Other work[edit]

Before starting her pesticides campaign full-time, Downs was a singer-songwriter, performing in various live acoustic venues including at the Kashmir Klub in London.[18][19][20] She has also played Matron Mama Morton in a local production of the musical Chicago.[3]

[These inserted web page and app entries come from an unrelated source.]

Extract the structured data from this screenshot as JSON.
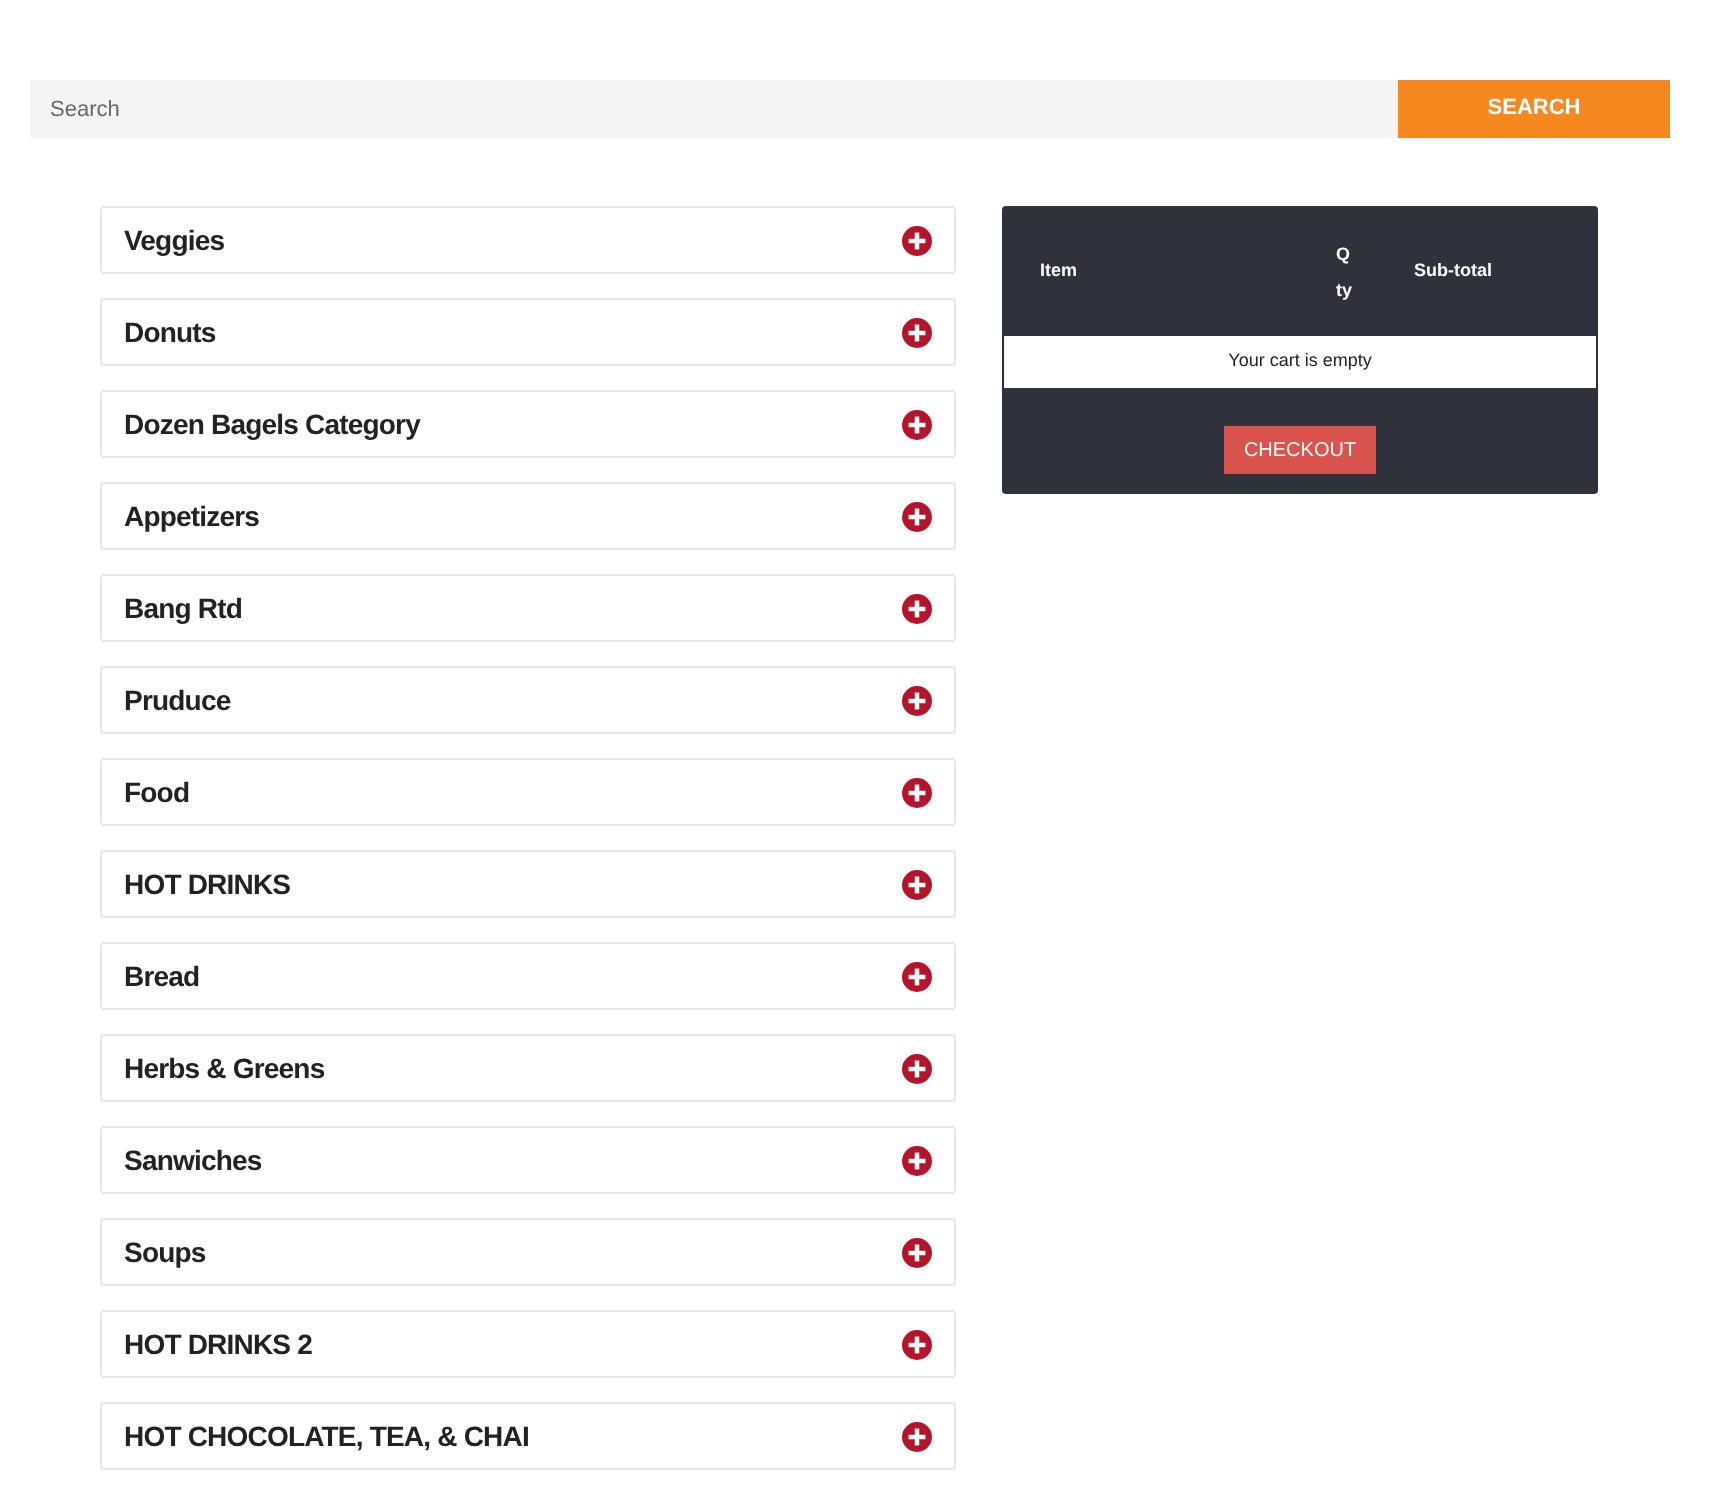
{
  "search": {
    "placeholder": "Search",
    "button": "SEARCH"
  },
  "categories": [
    {
      "label": "Veggies",
      "expanded": false
    },
    {
      "label": "Donuts",
      "expanded": false
    },
    {
      "label": "Dozen Bagels Category",
      "expanded": false
    },
    {
      "label": "Appetizers",
      "expanded": false
    },
    {
      "label": "Bang Rtd",
      "expanded": false
    },
    {
      "label": "Pruduce",
      "expanded": false
    },
    {
      "label": "Food",
      "expanded": false
    },
    {
      "label": "HOT DRINKS",
      "expanded": false
    },
    {
      "label": "Bread",
      "expanded": false
    },
    {
      "label": "Herbs & Greens",
      "expanded": false
    },
    {
      "label": "Sanwiches",
      "expanded": false
    },
    {
      "label": "Soups",
      "expanded": false
    },
    {
      "label": "HOT DRINKS 2",
      "expanded": false
    },
    {
      "label": "HOT CHOCOLATE, TEA, & CHAI",
      "expanded": false
    }
  ],
  "cart": {
    "columns": [
      "Item",
      "Qty",
      "Sub-total"
    ],
    "empty_message": "Your cart is empty",
    "checkout": "CHECKOUT"
  }
}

  1. ^ Vallianatos, Evaggelos. "Ruthless Power and Deleterious Politics: From DDT to Roundup". Independent Science News. Retrieved 8 April 2017.
  2. ^ "BCPC seeks validation on EU guidance on pesticide exposure assessment - Farming UK News". 28 September 2009. Retrieved 7 April 2017.
  3. ^ a b c Hickman, Martin (16 February 2010). "Georgina Downs: Britain's Erin Brockovich". The Independent. Retrieved 26 March 2017.
  4. ^ Leake, Jonathan (1 April 2006). "CASE STUDY: campaigning against pesticides". The Ecologist. Retrieved 7 April 2017.
  5. ^ a b Christopher Booker; Richard North (17 January 2013). Scared to Death: From BSE to Global Warming: Why Scares are Costing Us the Earth. Bloomsbury Publishing. pp. 446–. ISBN 978-1-4081-8345-8.
  6. ^ Adam, David (14 November 2008). "Campaigner wins pesticides court battle". The Guardian. ISSN 0261-3077. Retrieved 27 March 2017.
  7. ^ Eccleston, Paul (14 November 2008). "Crop sprays a risk to health, rules High Court". The Telegraph. Retrieved 13 April 2017.
  8. ^ Adam, David (7 July 2009). "Court's reversal of pesticides decision prompts accusations of whitewash". The Guardian. ISSN 0261-3077. Retrieved 27 March 2017.
  9. ^ King, Victoria (10 February 2010). "One-woman fight against government for pesticide ban". Retrieved 27 March 2017.
  10. ^ a b "Written evidence - UK Pesticides Campaign (paras 1.45 -1.51)". 15 February 2017. Retrieved 8 April 2017.
  11. ^ "Stanley Johnson on Twitter".
  12. ^ a b "Eco Award for UK Writer". IFAJ. Retrieved 9 April 2017.
  13. ^ "Organic vs pesticides debate: still a hot potato (comments)". The Daily Telegraph. 29 July 2014. Retrieved 9 April 2017.
  14. ^ "Significant victory for campaigner as the Government is to finally change the policy approach for assessing the risk to public health from pesticides" (PDF). Pesdicides Campaign. Retrieved 9 April 2017.
  15. ^ "Prince of Wales on Winner's Podium at WWF Environmental Awards". World Wildlife Fund. Retrieved 7 April 2016.
  16. ^ "Fun Fearless Females, The Winners". Metro. 8 November 2006. Retrieved 9 April 2017.
  17. ^ "Observer Ethical Awards 2015: nominees for green Briton of the year". The Guardian. 25 April 2015. Retrieved 7 April 2017.
  18. ^ "Christopher Booker's Notebook". The Daily Telegraph. 4 May 2003. Retrieved 14 April 2018.
  19. ^ "Christopher Booker's Notebook". The Daily Telegraph. 31 August 2003. Retrieved 14 April 2018.
  20. ^ "Georgina Downs - 3 original songs at the Kashmir Klub". VIP productions. 22 November 2001. Retrieved 14 April 2018.

Further reading[edit]

External links[edit]